  • Web Analytics: The measurement, collection, analysis, and reporting of web data to understand and optimize web usage. This encompasses analyzing quantitative and qualitative data from a website and the competition.
  • User Session: A period a user is actively engaged with a website, application, or other service. In web analytics, tracking sessions can help understand user behavior and engagement levels.
  • Pageviews: The total number of times a page on a website has been visited. Tracking pageviews is essential for understanding which parts of a website attract the most interest.
  • Unique Visitors: Individuals who have visited a website at least once during a reporting period. Identifying unique visitors helps understand a website's reach.
  • Bounce Rate: The percentage of visitors to a website who navigate away from the site after viewing only one page. A high bounce rate might indicate that the landing page is irrelevant or engaging to visitors.
  • Conversion Rate: The percentage of website visitors who take a desired action. This action can vary from making a purchase to signing up for a newsletter and is a key metric in evaluating a website's effectiveness.
  • Traffic Sources: The origins of the traffic to a website, including direct visits, search engines, social networks, and referral sites. Analyzing traffic sources helps in understanding how visitors find a website.
  • Click-Through Rate (CTR): The ratio of users who click on a specific link to the number of total users who view a page, email, or advertisement. It is used to measure the success of an online advertising campaign or the effectiveness of email campaigns.
  • Heatmaps are visual representations of data that show the most popular (hot) and unpopular (cold) elements of a webpage through colors. They are useful for understanding how users interact with a website.
  • Event Tracking is the process of recording interactions on a website that do not involve loading a new page, such as downloads, video playbacks, and clicks on external links. Event tracking provides insights into how users engage with content.

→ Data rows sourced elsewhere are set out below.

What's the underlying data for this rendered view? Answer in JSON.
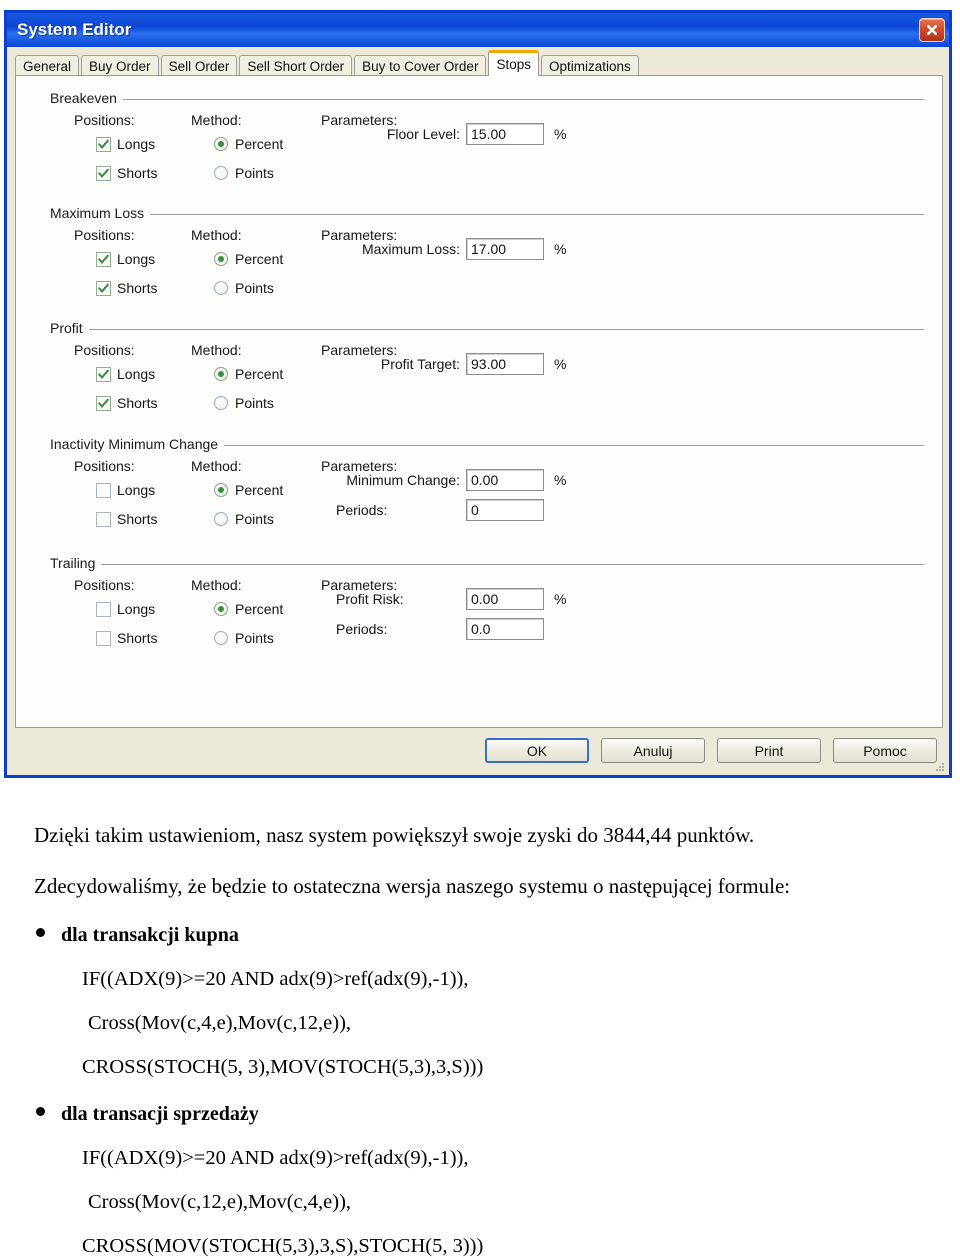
{
  "window": {
    "title": "System Editor",
    "close_icon": "close-x-icon"
  },
  "tabs": [
    {
      "label": "General",
      "active": false
    },
    {
      "label": "Buy Order",
      "active": false
    },
    {
      "label": "Sell Order",
      "active": false
    },
    {
      "label": "Sell Short Order",
      "active": false
    },
    {
      "label": "Buy to Cover Order",
      "active": false
    },
    {
      "label": "Stops",
      "active": true
    },
    {
      "label": "Optimizations",
      "active": false
    }
  ],
  "column_headers": {
    "positions": "Positions:",
    "method": "Method:",
    "parameters": "Parameters:"
  },
  "labels": {
    "longs": "Longs",
    "shorts": "Shorts",
    "percent": "Percent",
    "points": "Points",
    "percent_sign": "%"
  },
  "groups": [
    {
      "title": "Breakeven",
      "longs_checked": true,
      "shorts_checked": true,
      "method": "Percent",
      "params": [
        {
          "label": "Floor Level:",
          "value": "15.00",
          "unit": "%"
        }
      ]
    },
    {
      "title": "Maximum Loss",
      "longs_checked": true,
      "shorts_checked": true,
      "method": "Percent",
      "params": [
        {
          "label": "Maximum Loss:",
          "value": "17.00",
          "unit": "%"
        }
      ]
    },
    {
      "title": "Profit",
      "longs_checked": true,
      "shorts_checked": true,
      "method": "Percent",
      "params": [
        {
          "label": "Profit Target:",
          "value": "93.00",
          "unit": "%"
        }
      ]
    },
    {
      "title": "Inactivity Minimum Change",
      "longs_checked": false,
      "shorts_checked": false,
      "method": "Percent",
      "params": [
        {
          "label": "Minimum Change:",
          "value": "0.00",
          "unit": "%"
        },
        {
          "label": "Periods:",
          "value": "0",
          "unit": ""
        }
      ]
    },
    {
      "title": "Trailing",
      "longs_checked": false,
      "shorts_checked": false,
      "method": "Percent",
      "params": [
        {
          "label": "Profit Risk:",
          "value": "0.00",
          "unit": "%"
        },
        {
          "label": "Periods:",
          "value": "0.0",
          "unit": ""
        }
      ]
    }
  ],
  "footer_buttons": [
    {
      "label": "OK",
      "default": true
    },
    {
      "label": "Anuluj",
      "default": false
    },
    {
      "label": "Print",
      "default": false
    },
    {
      "label": "Pomoc",
      "default": false
    }
  ],
  "document": {
    "paragraph_1": "Dzięki takim ustawieniom, nasz system powiększył swoje zyski do 3844,44 punktów.",
    "paragraph_2": "Zdecydowaliśmy, że będzie to ostateczna wersja naszego systemu o następującej formule:",
    "bullet_1": "dla transakcji kupna",
    "buy_formula_line_1": "IF((ADX(9)>=20 AND adx(9)>ref(adx(9),-1)),",
    "buy_formula_line_2": "Cross(Mov(c,4,e),Mov(c,12,e)),",
    "buy_formula_line_3": "CROSS(STOCH(5, 3),MOV(STOCH(5,3),3,S)))",
    "bullet_2": "dla transacji sprzedaży",
    "sell_formula_line_1": "IF((ADX(9)>=20 AND adx(9)>ref(adx(9),-1)),",
    "sell_formula_line_2": "Cross(Mov(c,12,e),Mov(c,4,e)),",
    "sell_formula_line_3": "CROSS(MOV(STOCH(5,3),3,S),STOCH(5, 3)))"
  },
  "colors": {
    "titlebar_blue": "#0b46d4",
    "active_tab_accent": "#f0a800",
    "check_green": "#3e8c3e",
    "dialog_face": "#ece9d8"
  }
}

Open Web Analytics offers a comprehensive set of tools for understanding website performance and user behavior, enabling website owners and marketers to make data-driven decisions to improve the user experience and achieve their digital marketing goals.